(EXTRACTED ENTRIES)

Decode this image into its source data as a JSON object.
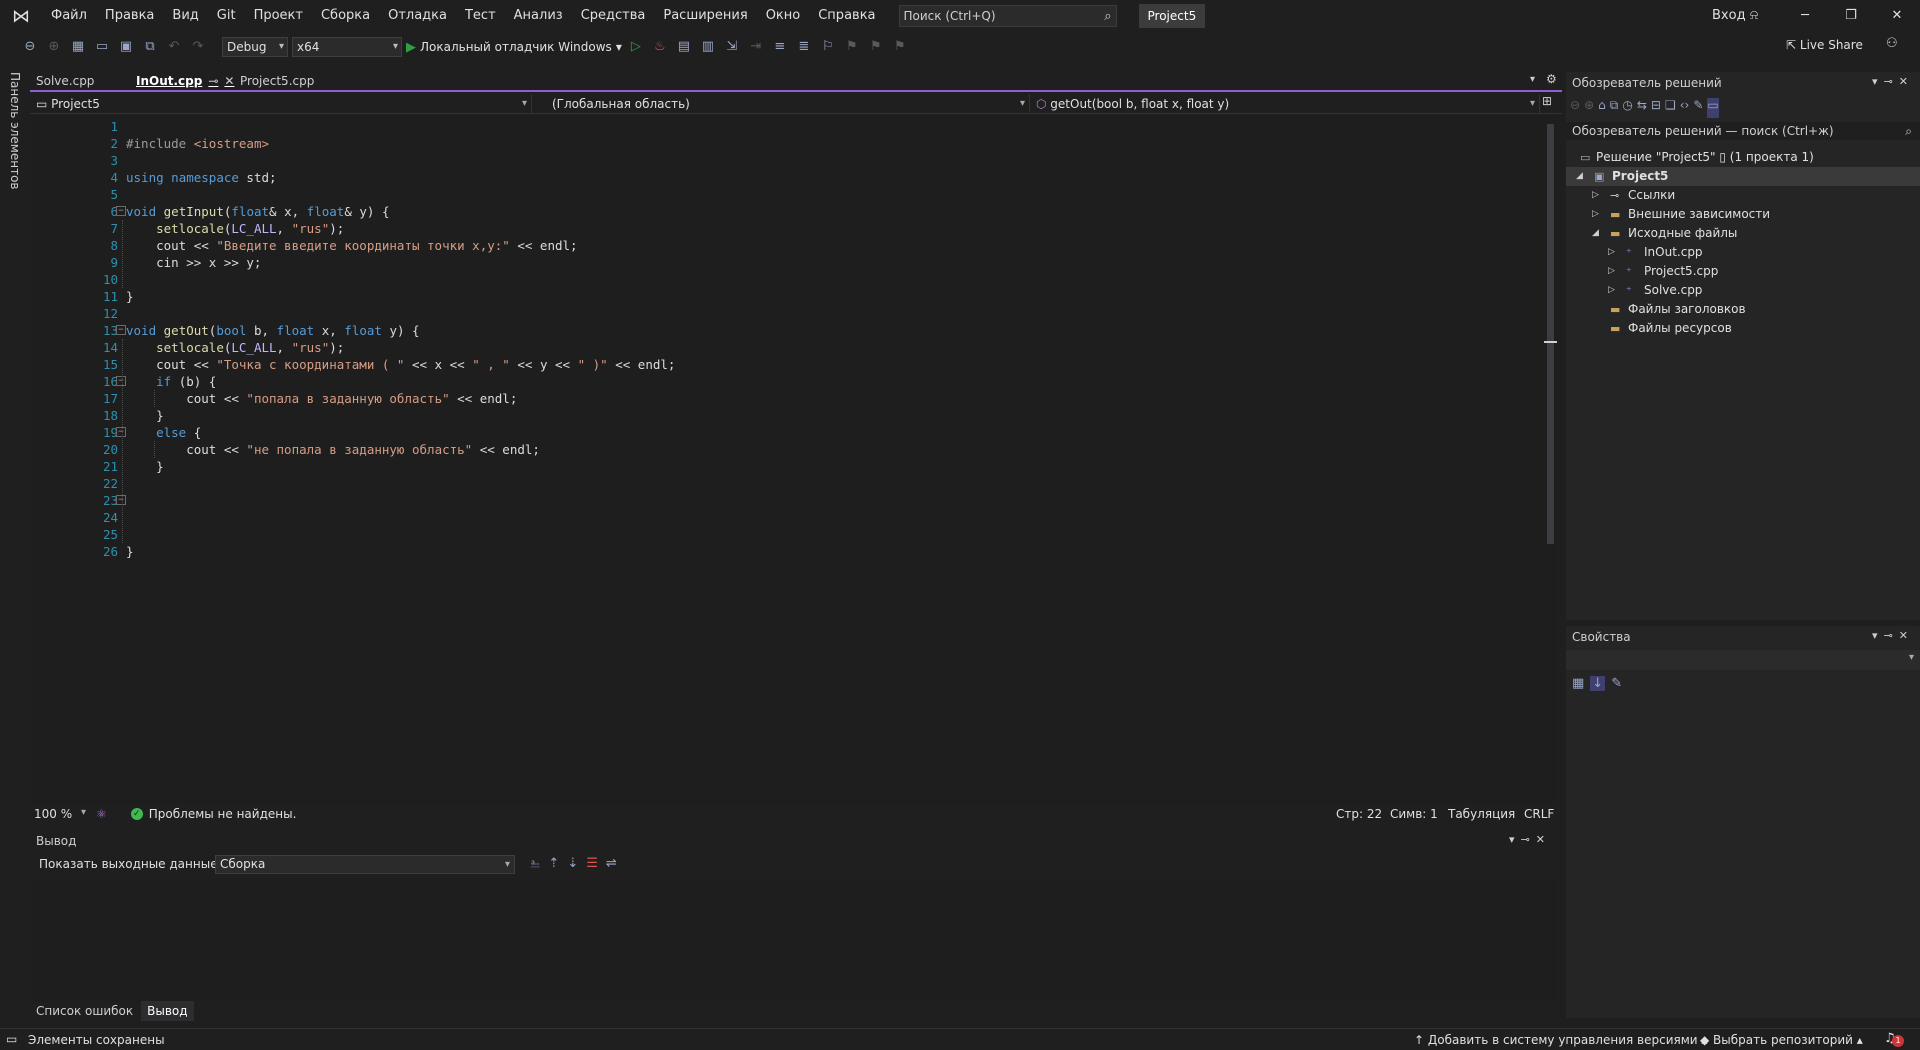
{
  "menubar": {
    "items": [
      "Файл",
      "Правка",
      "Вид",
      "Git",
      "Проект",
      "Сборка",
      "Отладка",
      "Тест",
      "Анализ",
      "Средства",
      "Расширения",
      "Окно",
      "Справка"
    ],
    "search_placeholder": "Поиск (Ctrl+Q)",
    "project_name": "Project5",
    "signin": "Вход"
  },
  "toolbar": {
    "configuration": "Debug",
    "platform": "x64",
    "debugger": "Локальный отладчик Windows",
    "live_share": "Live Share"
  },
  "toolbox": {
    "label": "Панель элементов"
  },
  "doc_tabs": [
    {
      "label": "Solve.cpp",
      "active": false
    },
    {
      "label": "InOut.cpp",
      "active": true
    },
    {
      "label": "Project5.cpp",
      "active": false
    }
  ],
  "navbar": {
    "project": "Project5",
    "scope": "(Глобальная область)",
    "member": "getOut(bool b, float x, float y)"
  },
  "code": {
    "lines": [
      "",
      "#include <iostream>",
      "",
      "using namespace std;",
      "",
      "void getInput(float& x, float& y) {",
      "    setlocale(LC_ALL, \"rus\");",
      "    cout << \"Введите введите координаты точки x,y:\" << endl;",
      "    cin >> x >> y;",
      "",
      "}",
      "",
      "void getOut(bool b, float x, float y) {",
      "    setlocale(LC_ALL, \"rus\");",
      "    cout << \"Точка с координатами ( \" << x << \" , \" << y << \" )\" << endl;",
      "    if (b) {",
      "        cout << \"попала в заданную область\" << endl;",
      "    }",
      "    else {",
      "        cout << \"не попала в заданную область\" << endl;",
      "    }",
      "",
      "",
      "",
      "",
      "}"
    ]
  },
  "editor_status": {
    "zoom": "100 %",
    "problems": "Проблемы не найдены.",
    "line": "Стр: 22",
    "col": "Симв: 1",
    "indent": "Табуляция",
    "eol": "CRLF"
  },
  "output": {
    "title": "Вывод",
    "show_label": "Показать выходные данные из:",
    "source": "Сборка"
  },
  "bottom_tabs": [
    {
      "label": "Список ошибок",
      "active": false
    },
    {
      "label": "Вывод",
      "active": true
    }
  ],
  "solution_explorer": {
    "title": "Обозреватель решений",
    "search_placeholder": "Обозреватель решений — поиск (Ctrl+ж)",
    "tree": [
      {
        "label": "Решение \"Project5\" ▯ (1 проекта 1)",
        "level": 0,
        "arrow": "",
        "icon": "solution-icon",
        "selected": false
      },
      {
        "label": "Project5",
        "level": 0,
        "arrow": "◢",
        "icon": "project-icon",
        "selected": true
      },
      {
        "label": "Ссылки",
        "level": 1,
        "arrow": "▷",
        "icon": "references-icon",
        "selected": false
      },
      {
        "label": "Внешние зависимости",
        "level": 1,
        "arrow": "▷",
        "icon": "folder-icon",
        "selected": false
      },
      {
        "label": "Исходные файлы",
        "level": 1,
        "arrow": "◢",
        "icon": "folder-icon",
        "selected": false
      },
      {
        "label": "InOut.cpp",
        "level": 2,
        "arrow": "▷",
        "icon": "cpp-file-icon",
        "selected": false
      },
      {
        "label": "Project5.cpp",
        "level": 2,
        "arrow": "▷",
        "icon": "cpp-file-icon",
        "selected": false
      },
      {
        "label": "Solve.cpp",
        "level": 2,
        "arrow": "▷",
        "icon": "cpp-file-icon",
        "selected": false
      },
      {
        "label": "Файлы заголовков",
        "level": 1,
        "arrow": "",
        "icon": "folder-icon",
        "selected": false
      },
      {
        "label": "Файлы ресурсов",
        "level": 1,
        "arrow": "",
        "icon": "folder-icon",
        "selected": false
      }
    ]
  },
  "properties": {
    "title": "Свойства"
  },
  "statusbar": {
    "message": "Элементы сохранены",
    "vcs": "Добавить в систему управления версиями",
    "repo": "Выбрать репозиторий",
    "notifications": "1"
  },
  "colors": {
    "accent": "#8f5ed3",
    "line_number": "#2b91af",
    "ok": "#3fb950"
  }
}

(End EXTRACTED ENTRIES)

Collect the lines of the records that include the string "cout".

      "    cout << \"Введите введите координаты точки x,y:\" << endl;",
      "    cout << \"Точка с координатами ( \" << x << \" , \" << y << \" )\" << endl;",
      "        cout << \"попала в заданную область\" << endl;",
      "        cout << \"не попала в заданную область\" << endl;",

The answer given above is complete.